Saved entries
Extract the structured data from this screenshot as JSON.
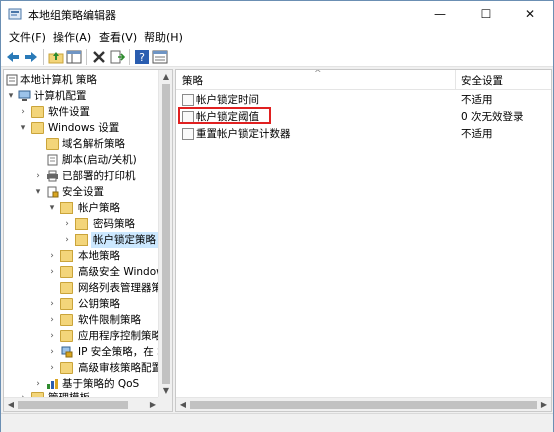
{
  "window": {
    "title": "本地组策略编辑器",
    "controls": {
      "minimize": "—",
      "maximize": "☐",
      "close": "✕"
    }
  },
  "menu": [
    {
      "label": "文件(F)"
    },
    {
      "label": "操作(A)"
    },
    {
      "label": "查看(V)"
    },
    {
      "label": "帮助(H)"
    }
  ],
  "toolbar": {
    "icons": [
      "back-icon",
      "forward-icon",
      "up-folder-icon",
      "show-hide-tree-icon",
      "delete-icon",
      "export-list-icon",
      "help-icon",
      "properties-icon"
    ]
  },
  "tree": {
    "items": [
      {
        "label": "本地计算机 策略",
        "arrow": "",
        "icon": "computer-policy-icon"
      },
      {
        "label": "计算机配置",
        "arrow": "▾",
        "icon": "computer-icon"
      },
      {
        "label": "软件设置",
        "arrow": "›",
        "icon": "folder-icon"
      },
      {
        "label": "Windows 设置",
        "arrow": "▾",
        "icon": "folder-icon"
      },
      {
        "label": "域名解析策略",
        "arrow": "",
        "icon": "folder-icon"
      },
      {
        "label": "脚本(启动/关机)",
        "arrow": "",
        "icon": "script-icon"
      },
      {
        "label": "已部署的打印机",
        "arrow": "›",
        "icon": "printer-icon"
      },
      {
        "label": "安全设置",
        "arrow": "▾",
        "icon": "security-icon"
      },
      {
        "label": "帐户策略",
        "arrow": "▾",
        "icon": "folder-lock-icon"
      },
      {
        "label": "密码策略",
        "arrow": "›",
        "icon": "folder-lock-icon"
      },
      {
        "label": "帐户锁定策略",
        "arrow": "›",
        "icon": "folder-lock-icon"
      },
      {
        "label": "本地策略",
        "arrow": "›",
        "icon": "folder-lock-icon"
      },
      {
        "label": "高级安全 Window",
        "arrow": "›",
        "icon": "folder-icon"
      },
      {
        "label": "网络列表管理器策略",
        "arrow": "",
        "icon": "folder-icon"
      },
      {
        "label": "公钥策略",
        "arrow": "›",
        "icon": "folder-icon"
      },
      {
        "label": "软件限制策略",
        "arrow": "›",
        "icon": "folder-icon"
      },
      {
        "label": "应用程序控制策略",
        "arrow": "›",
        "icon": "folder-icon"
      },
      {
        "label": "IP 安全策略，在 本",
        "arrow": "›",
        "icon": "ip-security-icon"
      },
      {
        "label": "高级审核策略配置",
        "arrow": "›",
        "icon": "folder-icon"
      },
      {
        "label": "基于策略的 QoS",
        "arrow": "›",
        "icon": "qos-chart-icon"
      },
      {
        "label": "管理模板",
        "arrow": "›",
        "icon": "folder-icon"
      }
    ],
    "selected_index": 10
  },
  "list": {
    "columns": [
      "策略",
      "安全设置"
    ],
    "rows": [
      {
        "name": "帐户锁定时间",
        "value": "不适用"
      },
      {
        "name": "帐户锁定阈值",
        "value": "0 次无效登录"
      },
      {
        "name": "重置帐户锁定计数器",
        "value": "不适用"
      }
    ],
    "highlighted_row_index": 1
  },
  "colors": {
    "selection": "#cce8ff",
    "highlight_border": "#e02020",
    "folder": "#f3d57a"
  }
}
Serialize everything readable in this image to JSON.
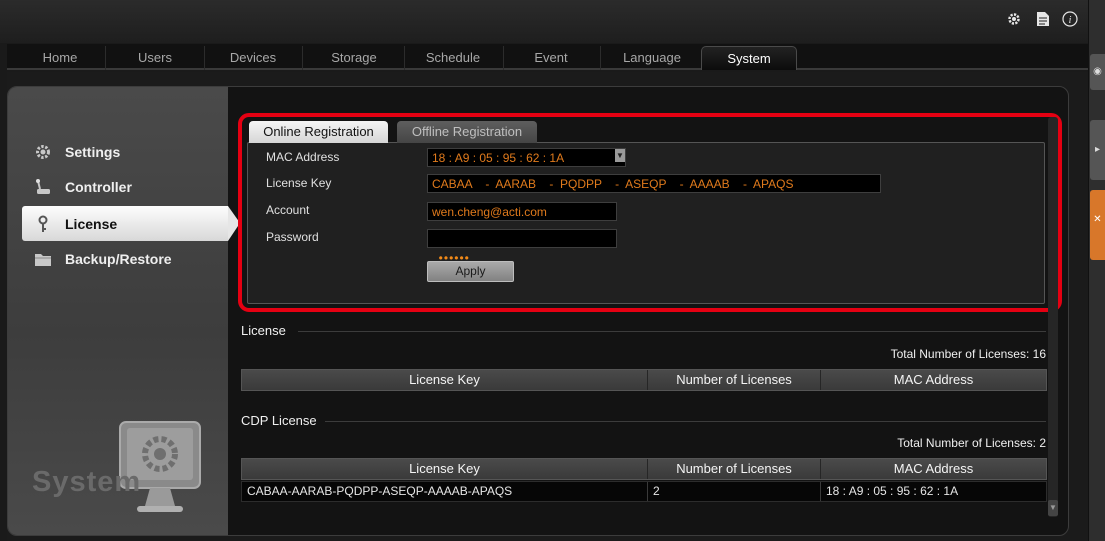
{
  "top_icons": [
    "gear-icon",
    "document-icon",
    "info-icon"
  ],
  "tabs": [
    {
      "label": "Home",
      "active": false
    },
    {
      "label": "Users",
      "active": false
    },
    {
      "label": "Devices",
      "active": false
    },
    {
      "label": "Storage",
      "active": false
    },
    {
      "label": "Schedule",
      "active": false
    },
    {
      "label": "Event",
      "active": false
    },
    {
      "label": "Language",
      "active": false
    },
    {
      "label": "System",
      "active": true
    }
  ],
  "sidebar": {
    "items": [
      {
        "label": "Settings",
        "icon": "gear-icon",
        "active": false
      },
      {
        "label": "Controller",
        "icon": "joystick-icon",
        "active": false
      },
      {
        "label": "License",
        "icon": "key-icon",
        "active": true
      },
      {
        "label": "Backup/Restore",
        "icon": "folder-icon",
        "active": false
      }
    ],
    "footer_label": "System",
    "footer_icon": "monitor-gear-icon"
  },
  "registration": {
    "tabs": [
      {
        "label": "Online Registration",
        "active": true
      },
      {
        "label": "Offline Registration",
        "active": false
      }
    ],
    "fields": {
      "mac_label": "MAC Address",
      "mac_value": "18 : A9 : 05 : 95 : 62 : 1A",
      "license_label": "License Key",
      "license_value": "CABAA    -  AARAB    -  PQDPP    -  ASEQP    -  AAAAB    -  APAQS",
      "account_label": "Account",
      "account_value": "wen.cheng@acti.com",
      "password_label": "Password",
      "password_value": "••••••"
    },
    "apply_label": "Apply"
  },
  "license_section": {
    "title": "License",
    "total": "Total Number of Licenses: 16",
    "columns": [
      "License Key",
      "Number of Licenses",
      "MAC Address"
    ],
    "rows": []
  },
  "cdp_section": {
    "title": "CDP License",
    "total": "Total Number of Licenses: 2",
    "columns": [
      "License Key",
      "Number of Licenses",
      "MAC Address"
    ],
    "rows": [
      {
        "key": "CABAA-AARAB-PQDPP-ASEQP-AAAAB-APAQS",
        "count": "2",
        "mac": "18 : A9 : 05 : 95 : 62 : 1A"
      }
    ]
  },
  "colors": {
    "highlight": "#e50012",
    "field_text": "#e07a1c"
  }
}
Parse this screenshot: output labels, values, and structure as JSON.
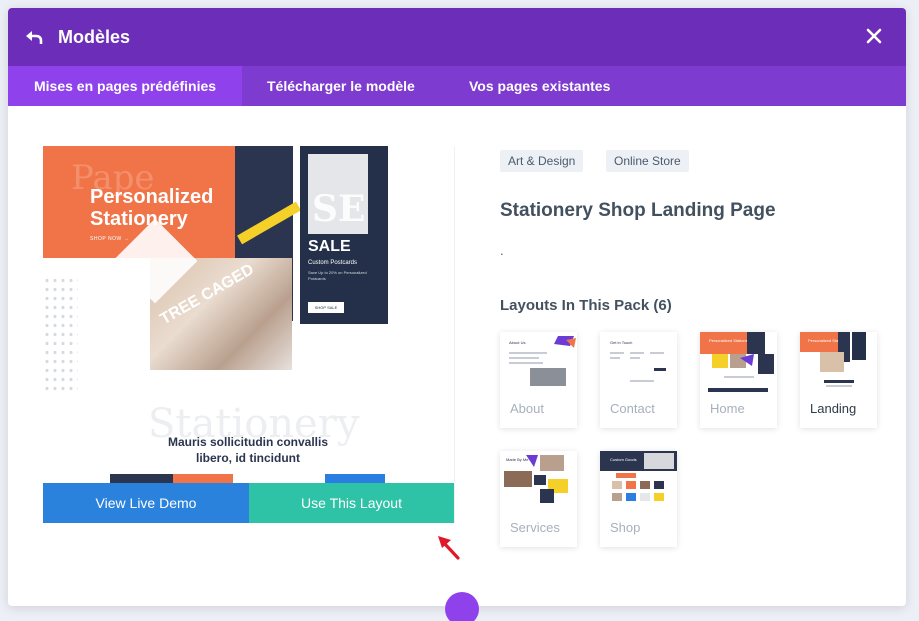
{
  "header": {
    "title": "Modèles",
    "back_icon": "undo-arrow-icon",
    "close_icon": "close-x-icon",
    "background": "#6c2eb9"
  },
  "tabs": [
    {
      "label": "Mises en pages prédéfinies",
      "active": true
    },
    {
      "label": "Télécharger le modèle",
      "active": false
    },
    {
      "label": "Vos pages existantes",
      "active": false
    }
  ],
  "preview": {
    "ghost_text": "Pape",
    "headline_line1": "Personalized",
    "headline_line2": "Stationery",
    "shop_now": "SHOP NOW →",
    "card_logo": "SE",
    "sale": "SALE",
    "custom_postcards": "Custom Postcards",
    "card_small_text": "Save Up to 20% on Personalized Postcards",
    "shop_sale": "SHOP SALE",
    "rotated_text": "TREE CAGED",
    "stationery_watermark": "Stationery",
    "latin_line1": "Mauris sollicitudin convallis",
    "latin_line2": "libero, id tincidunt"
  },
  "buttons": {
    "live_demo": "View Live Demo",
    "use_layout": "Use This Layout"
  },
  "details": {
    "tags": [
      "Art & Design",
      "Online Store"
    ],
    "layout_title": "Stationery Shop Landing Page",
    "description": ".",
    "pack_title": "Layouts In This Pack (6)"
  },
  "thumbnails": [
    {
      "label": "About",
      "active": false,
      "heading": "About Us"
    },
    {
      "label": "Contact",
      "active": false,
      "heading": "Get in Touch"
    },
    {
      "label": "Home",
      "active": false,
      "heading": "Personalized Stationery"
    },
    {
      "label": "Landing",
      "active": true,
      "heading": "Personalized Stationery"
    },
    {
      "label": "Services",
      "active": false,
      "heading": "Made By Me"
    },
    {
      "label": "Shop",
      "active": false,
      "heading": "Custom Goods"
    }
  ],
  "colors": {
    "accent": "#8f42ec",
    "demo_button": "#2a82dc",
    "use_button": "#2ec3a6",
    "annotation_arrow": "#e0192a",
    "brand_orange": "#f07448",
    "brand_navy": "#2b3550"
  }
}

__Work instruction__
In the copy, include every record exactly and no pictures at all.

__Solution for this task__
Extract the structured data from this screenshot as JSON.
{
  "window": {
    "title": "本地组策略编辑器",
    "controls": {
      "minimize": "—",
      "maximize": "☐",
      "close": "✕"
    }
  },
  "menu": [
    {
      "label": "文件(F)"
    },
    {
      "label": "操作(A)"
    },
    {
      "label": "查看(V)"
    },
    {
      "label": "帮助(H)"
    }
  ],
  "toolbar": {
    "icons": [
      "back-icon",
      "forward-icon",
      "up-folder-icon",
      "show-hide-tree-icon",
      "delete-icon",
      "export-list-icon",
      "help-icon",
      "properties-icon"
    ]
  },
  "tree": {
    "items": [
      {
        "label": "本地计算机 策略",
        "arrow": "",
        "icon": "computer-policy-icon"
      },
      {
        "label": "计算机配置",
        "arrow": "▾",
        "icon": "computer-icon"
      },
      {
        "label": "软件设置",
        "arrow": "›",
        "icon": "folder-icon"
      },
      {
        "label": "Windows 设置",
        "arrow": "▾",
        "icon": "folder-icon"
      },
      {
        "label": "域名解析策略",
        "arrow": "",
        "icon": "folder-icon"
      },
      {
        "label": "脚本(启动/关机)",
        "arrow": "",
        "icon": "script-icon"
      },
      {
        "label": "已部署的打印机",
        "arrow": "›",
        "icon": "printer-icon"
      },
      {
        "label": "安全设置",
        "arrow": "▾",
        "icon": "security-icon"
      },
      {
        "label": "帐户策略",
        "arrow": "▾",
        "icon": "folder-lock-icon"
      },
      {
        "label": "密码策略",
        "arrow": "›",
        "icon": "folder-lock-icon"
      },
      {
        "label": "帐户锁定策略",
        "arrow": "›",
        "icon": "folder-lock-icon"
      },
      {
        "label": "本地策略",
        "arrow": "›",
        "icon": "folder-lock-icon"
      },
      {
        "label": "高级安全 Window",
        "arrow": "›",
        "icon": "folder-icon"
      },
      {
        "label": "网络列表管理器策略",
        "arrow": "",
        "icon": "folder-icon"
      },
      {
        "label": "公钥策略",
        "arrow": "›",
        "icon": "folder-icon"
      },
      {
        "label": "软件限制策略",
        "arrow": "›",
        "icon": "folder-icon"
      },
      {
        "label": "应用程序控制策略",
        "arrow": "›",
        "icon": "folder-icon"
      },
      {
        "label": "IP 安全策略，在 本",
        "arrow": "›",
        "icon": "ip-security-icon"
      },
      {
        "label": "高级审核策略配置",
        "arrow": "›",
        "icon": "folder-icon"
      },
      {
        "label": "基于策略的 QoS",
        "arrow": "›",
        "icon": "qos-chart-icon"
      },
      {
        "label": "管理模板",
        "arrow": "›",
        "icon": "folder-icon"
      }
    ],
    "selected_index": 10
  },
  "list": {
    "columns": [
      "策略",
      "安全设置"
    ],
    "rows": [
      {
        "name": "帐户锁定时间",
        "value": "不适用"
      },
      {
        "name": "帐户锁定阈值",
        "value": "0 次无效登录"
      },
      {
        "name": "重置帐户锁定计数器",
        "value": "不适用"
      }
    ],
    "highlighted_row_index": 1
  },
  "colors": {
    "selection": "#cce8ff",
    "highlight_border": "#e02020",
    "folder": "#f3d57a"
  }
}
Serialize everything readable in this image to JSON.
{
  "top_icons": [
    "gear-icon",
    "document-icon",
    "info-icon"
  ],
  "tabs": [
    {
      "label": "Home",
      "active": false
    },
    {
      "label": "Users",
      "active": false
    },
    {
      "label": "Devices",
      "active": false
    },
    {
      "label": "Storage",
      "active": false
    },
    {
      "label": "Schedule",
      "active": false
    },
    {
      "label": "Event",
      "active": false
    },
    {
      "label": "Language",
      "active": false
    },
    {
      "label": "System",
      "active": true
    }
  ],
  "sidebar": {
    "items": [
      {
        "label": "Settings",
        "icon": "gear-icon",
        "active": false
      },
      {
        "label": "Controller",
        "icon": "joystick-icon",
        "active": false
      },
      {
        "label": "License",
        "icon": "key-icon",
        "active": true
      },
      {
        "label": "Backup/Restore",
        "icon": "folder-icon",
        "active": false
      }
    ],
    "footer_label": "System",
    "footer_icon": "monitor-gear-icon"
  },
  "registration": {
    "tabs": [
      {
        "label": "Online Registration",
        "active": true
      },
      {
        "label": "Offline Registration",
        "active": false
      }
    ],
    "fields": {
      "mac_label": "MAC Address",
      "mac_value": "18 : A9 : 05 : 95 : 62 : 1A",
      "license_label": "License Key",
      "license_value": "CABAA    -  AARAB    -  PQDPP    -  ASEQP    -  AAAAB    -  APAQS",
      "account_label": "Account",
      "account_value": "wen.cheng@acti.com",
      "password_label": "Password",
      "password_value": "••••••"
    },
    "apply_label": "Apply"
  },
  "license_section": {
    "title": "License",
    "total": "Total Number of Licenses: 16",
    "columns": [
      "License Key",
      "Number of Licenses",
      "MAC Address"
    ],
    "rows": []
  },
  "cdp_section": {
    "title": "CDP License",
    "total": "Total Number of Licenses: 2",
    "columns": [
      "License Key",
      "Number of Licenses",
      "MAC Address"
    ],
    "rows": [
      {
        "key": "CABAA-AARAB-PQDPP-ASEQP-AAAAB-APAQS",
        "count": "2",
        "mac": "18 : A9 : 05 : 95 : 62 : 1A"
      }
    ]
  },
  "colors": {
    "highlight": "#e50012",
    "field_text": "#e07a1c"
  }
}
Parse this screenshot: output labels, values, and structure as JSON.
{
  "header": {
    "title": "Modèles",
    "back_icon": "undo-arrow-icon",
    "close_icon": "close-x-icon",
    "background": "#6c2eb9"
  },
  "tabs": [
    {
      "label": "Mises en pages prédéfinies",
      "active": true
    },
    {
      "label": "Télécharger le modèle",
      "active": false
    },
    {
      "label": "Vos pages existantes",
      "active": false
    }
  ],
  "preview": {
    "ghost_text": "Pape",
    "headline_line1": "Personalized",
    "headline_line2": "Stationery",
    "shop_now": "SHOP NOW →",
    "card_logo": "SE",
    "sale": "SALE",
    "custom_postcards": "Custom Postcards",
    "card_small_text": "Save Up to 20% on Personalized Postcards",
    "shop_sale": "SHOP SALE",
    "rotated_text": "TREE CAGED",
    "stationery_watermark": "Stationery",
    "latin_line1": "Mauris sollicitudin convallis",
    "latin_line2": "libero, id tincidunt"
  },
  "buttons": {
    "live_demo": "View Live Demo",
    "use_layout": "Use This Layout"
  },
  "details": {
    "tags": [
      "Art & Design",
      "Online Store"
    ],
    "layout_title": "Stationery Shop Landing Page",
    "description": ".",
    "pack_title": "Layouts In This Pack (6)"
  },
  "thumbnails": [
    {
      "label": "About",
      "active": false,
      "heading": "About Us"
    },
    {
      "label": "Contact",
      "active": false,
      "heading": "Get in Touch"
    },
    {
      "label": "Home",
      "active": false,
      "heading": "Personalized Stationery"
    },
    {
      "label": "Landing",
      "active": true,
      "heading": "Personalized Stationery"
    },
    {
      "label": "Services",
      "active": false,
      "heading": "Made By Me"
    },
    {
      "label": "Shop",
      "active": false,
      "heading": "Custom Goods"
    }
  ],
  "colors": {
    "accent": "#8f42ec",
    "demo_button": "#2a82dc",
    "use_button": "#2ec3a6",
    "annotation_arrow": "#e0192a",
    "brand_orange": "#f07448",
    "brand_navy": "#2b3550"
  }
}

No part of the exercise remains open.